At the top of the code, we define which OpenGraph tags we care about, as well as the default keywords for our application. When the module is included, it appends a
before_filter to its controller that will try to set all the metatag information. However, it also creates a new class method on its included class, a side-effect of having a child module called
ClassMethods: in this case, it provides included controllers with a method called
metatags that accepts a hash of metatag names and method names, as I discussed above.
Finally, we have a private method called
set_metatags that performs the actual heavy lifting of the concern. It searches for an instance variable named after the controller itself: so if you have a
UsersController, it tries to find an instance variable called
@user.
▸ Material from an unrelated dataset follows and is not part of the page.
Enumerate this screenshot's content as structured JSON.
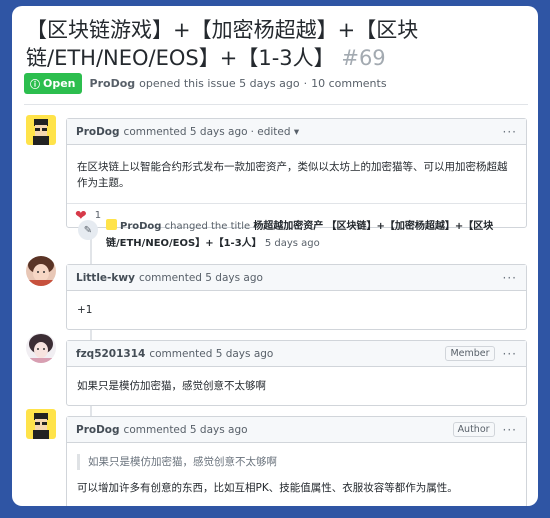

If that object exists, it tries to populate a new hash with the result of sending it each hash value.
We have two special exceptions we’re concerned with. First, we don’t want to replace the existing site keywords – we only want to add to them. So if the tag is
:keywords we add the keywords in
KEYWORDS to whichever ones we passed to
meta_tags. Second, if the tag is
:canonical, we do something a little special. We assume the key is a Rails named route that will accept one argument, the controller’s object, to generate a correct canonical URL.
Underneath that, we switch the name of the
:canonical tag to
:url so that the Facebook Open Graph tags are set up correctly. With that you’re all done. Each controller will automatically try to query its object as you specified and set metatag information for each view based on the results of those queries.
Because the metatag creation happens in a
before_filter, the ordering of your filters becomes crucially important. If you have a
before_filter that finds your controller’s primary object like my controller sample above, it’s vital that you place the
before_filter above the concern’s
include, or, if you’d prefer, use
prepend_before_filter instead of
before_filter. Otherwise the metatag concern will place its
before_filter ahead of the one that finds your object, your object will be nil when
set_metatags runs, and the metatag information will never display correctly on the page.
Though complicated, I think this example best demonstrates the power and portability of concerns. With one simple method invocation in your controller, you generate an immense wealth of SEO and Open Graph information: and the best part is, you only had to write the code to do this once. Further customizability can easily be achieved with additions to the module to better fit your application’s specific concerns.
This ends the first part of my series on Rails concerns. While I don’t have anything else exciting to show off presently, the concern pattern is a powerful one that I’ve used a lot in the past and that I intend to use a lot in the future. Thus, when I come up with something else cool and interesting, I’ll definitely continue talking about awesome Rails concerns.